The answer: get a day job and keep it.
I just finished Hugh MacLeod‘s great new book, Ignore Everybody. Hugh has said the book is “advice I wish I had when I was in my early 20s that I learned the hard way after many years. I had just finished college and I had a creative bug, but I had no way to make a living doing it.” It sprung from his piece “How To Be Creative,” which was a big deal to me when I found it a year or so ago, specifically for his “Sex and Cash Theory.”
The creative person basically has two kinds of jobs: One is the sexy, creative kind. Second is the kind that pays the bills. Sometimes the task in hand covers both bases, but not often. This tense duality will always play center stage. It will never be transcended.

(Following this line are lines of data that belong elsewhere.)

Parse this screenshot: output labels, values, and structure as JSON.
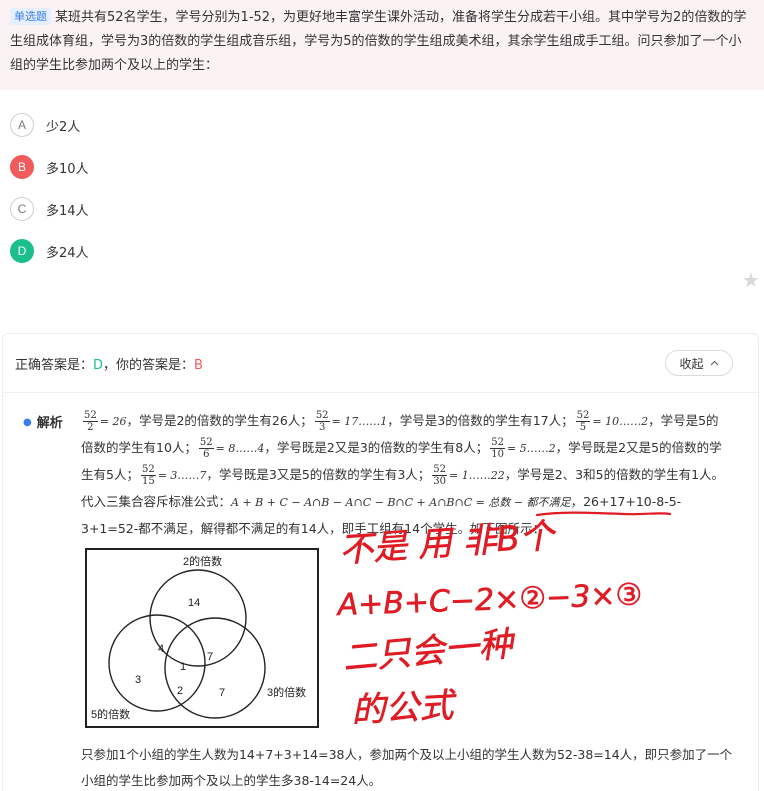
{
  "question": {
    "type_tag": "单选题",
    "text": "某班共有52名学生，学号分别为1-52，为更好地丰富学生课外活动，准备将学生分成若干小组。其中学号为2的倍数的学生组成体育组，学号为3的倍数的学生组成音乐组，学号为5的倍数的学生组成美术组，其余学生组成手工组。问只参加了一个小组的学生比参加两个及以上的学生："
  },
  "options": [
    {
      "letter": "A",
      "label": "少2人",
      "state": "normal"
    },
    {
      "letter": "B",
      "label": "多10人",
      "state": "wrong"
    },
    {
      "letter": "C",
      "label": "多14人",
      "state": "normal"
    },
    {
      "letter": "D",
      "label": "多24人",
      "state": "correct"
    }
  ],
  "favorite_icon": "star-icon",
  "answer": {
    "correct_prefix": "正确答案是：",
    "correct_value": "D",
    "yours_prefix": "，你的答案是：",
    "yours_value": "B",
    "collapse_label": "收起",
    "collapse_icon": "chevron-up-icon"
  },
  "analysis": {
    "label": "解析",
    "frac1": {
      "num": "52",
      "den": "2",
      "result": "= 26"
    },
    "t1": "，学号是2的倍数的学生有26人；",
    "frac2": {
      "num": "52",
      "den": "3",
      "result": "= 17……1"
    },
    "t2": "，学号是3的倍数的学生有17人；",
    "frac3": {
      "num": "52",
      "den": "5",
      "result": "= 10……2"
    },
    "t3": "，学号是5的倍数的学生有10人；",
    "frac4": {
      "num": "52",
      "den": "6",
      "result": "= 8……4"
    },
    "t4": "，学号既是2又是3的倍数的学生有8人；",
    "frac5": {
      "num": "52",
      "den": "10",
      "result": "= 5……2"
    },
    "t5": "，学号既是2又是5的倍数的学生有5人；",
    "frac6": {
      "num": "52",
      "den": "15",
      "result": "= 3……7"
    },
    "t6": "，学号既是3又是5的倍数的学生有3人；",
    "frac7": {
      "num": "52",
      "den": "30",
      "result": "= 1……22"
    },
    "t7": "，学号是2、3和5的倍数的学生有1人。代入三集合容斥标准公式：",
    "formula": "A + B + C − A∩B − A∩C − B∩C + A∩B∩C = 总数 − 都不满足",
    "t8": "，",
    "calc": "26+17+10-8-5-3+1=52",
    "t9": "-都不满足，解得都不满足的有14人，即手工组有14个学生。如下图所示："
  },
  "venn": {
    "label_top": "2的倍数",
    "label_right": "3的倍数",
    "label_left": "5的倍数",
    "regions": {
      "only2": "14",
      "two_five": "4",
      "center": "1",
      "two_three": "7",
      "only5": "3",
      "three_five": "2",
      "only3": "7"
    }
  },
  "conclusion": "只参加1个小组的学生人数为14+7+3+14=38人，参加两个及以上小组的学生人数为52-38=14人，即只参加了一个小组的学生比参加两个及以上的学生多38-14=24人。",
  "handwritten_note": {
    "line1": "不是 用 非B个",
    "line2": "A+B+C−2×②−3×③",
    "line3": "二只会一种",
    "line4": "的公式",
    "ink_color": "#e01b24"
  }
}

Once you let go of the idea of making your money primarily by being an artist, you’re set free. You can make what you want. Get a day job, work 9-5, and squirrel a few hours each day away for your writing, drawing, whatever. Start a blog, so you have an outlet. Once your art is making more money than your day job, you can quit (I sure as heck still work my 9-5…)
My big question, which I’ve asked of many writers, and many have been unable to answer, is: how can you be a decent family man and also be an artist?
Many of our favorite writers/artists weren’t so great as human beings. They couldn’t keep their marriages together, they neglected their kids, they lost their friends—all in sacrifice to their art.
The world needs more great human beings. It doesn’t necessarily need more artists.
I haven’t found many great books on balancing art and family. I have a sneaking suspicion that any such books have been written by women. (Maybe you can suggest a couple?)
The one book I have read that’s helped me out is Bruce Holland Rogers’ Word Work. There are three great chapters on relationships in that book: “Writers and Lovers,” “Writers Loving Writers,” and “Writers Loving Non-Writers.”
So anyways, when it comes to ways to teach writing and teaching folks how to be writers, you could do a lot worse than to buy these books:
Let me know what you think and please list your favorite writing/creativity books in the comments!